(Data about app and page elements)
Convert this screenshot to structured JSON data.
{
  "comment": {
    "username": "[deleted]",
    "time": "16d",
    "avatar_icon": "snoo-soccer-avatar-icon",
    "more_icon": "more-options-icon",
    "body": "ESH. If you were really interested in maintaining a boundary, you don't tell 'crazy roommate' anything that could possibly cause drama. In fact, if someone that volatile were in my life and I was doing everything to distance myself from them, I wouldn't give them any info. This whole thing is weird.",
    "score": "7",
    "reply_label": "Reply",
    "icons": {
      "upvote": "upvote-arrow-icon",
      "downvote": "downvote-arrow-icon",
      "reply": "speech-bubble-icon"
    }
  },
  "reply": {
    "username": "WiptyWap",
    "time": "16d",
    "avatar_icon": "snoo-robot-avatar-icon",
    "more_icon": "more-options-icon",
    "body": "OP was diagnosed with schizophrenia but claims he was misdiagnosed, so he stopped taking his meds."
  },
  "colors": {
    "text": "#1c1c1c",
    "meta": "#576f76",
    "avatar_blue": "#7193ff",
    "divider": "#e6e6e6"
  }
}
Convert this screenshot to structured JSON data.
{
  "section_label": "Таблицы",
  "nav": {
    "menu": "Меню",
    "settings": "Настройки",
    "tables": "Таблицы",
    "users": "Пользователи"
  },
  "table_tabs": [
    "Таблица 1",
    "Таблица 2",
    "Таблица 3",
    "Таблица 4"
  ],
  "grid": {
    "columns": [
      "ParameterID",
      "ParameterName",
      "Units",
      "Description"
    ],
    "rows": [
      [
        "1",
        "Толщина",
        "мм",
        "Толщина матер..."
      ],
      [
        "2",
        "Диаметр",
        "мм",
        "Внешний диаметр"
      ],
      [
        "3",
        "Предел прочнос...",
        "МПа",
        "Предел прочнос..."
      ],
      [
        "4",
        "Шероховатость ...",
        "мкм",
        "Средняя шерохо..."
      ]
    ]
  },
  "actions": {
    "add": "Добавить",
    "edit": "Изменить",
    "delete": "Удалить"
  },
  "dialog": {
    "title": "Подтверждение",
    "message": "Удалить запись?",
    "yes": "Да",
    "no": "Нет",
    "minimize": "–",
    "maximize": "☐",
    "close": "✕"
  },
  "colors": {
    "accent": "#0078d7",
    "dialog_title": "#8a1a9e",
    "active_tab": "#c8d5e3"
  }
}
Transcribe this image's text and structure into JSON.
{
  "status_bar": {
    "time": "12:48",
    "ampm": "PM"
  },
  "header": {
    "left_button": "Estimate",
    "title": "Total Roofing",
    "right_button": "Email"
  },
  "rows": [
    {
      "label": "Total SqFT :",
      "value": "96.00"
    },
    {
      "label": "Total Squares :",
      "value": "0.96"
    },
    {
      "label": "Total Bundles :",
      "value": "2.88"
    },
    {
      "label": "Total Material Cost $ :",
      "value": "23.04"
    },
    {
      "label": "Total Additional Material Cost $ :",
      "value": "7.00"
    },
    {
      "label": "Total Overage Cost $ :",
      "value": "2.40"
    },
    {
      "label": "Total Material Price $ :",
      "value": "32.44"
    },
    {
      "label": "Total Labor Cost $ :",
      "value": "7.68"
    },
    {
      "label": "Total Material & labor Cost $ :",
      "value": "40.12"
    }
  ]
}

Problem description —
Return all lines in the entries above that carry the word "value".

Solution to this exercise —
      "value": "96.00"
      "value": "0.96"
      "value": "2.88"
      "value": "23.04"
      "value": "7.00"
      "value": "2.40"
      "value": "32.44"
      "value": "7.68"
      "value": "40.12"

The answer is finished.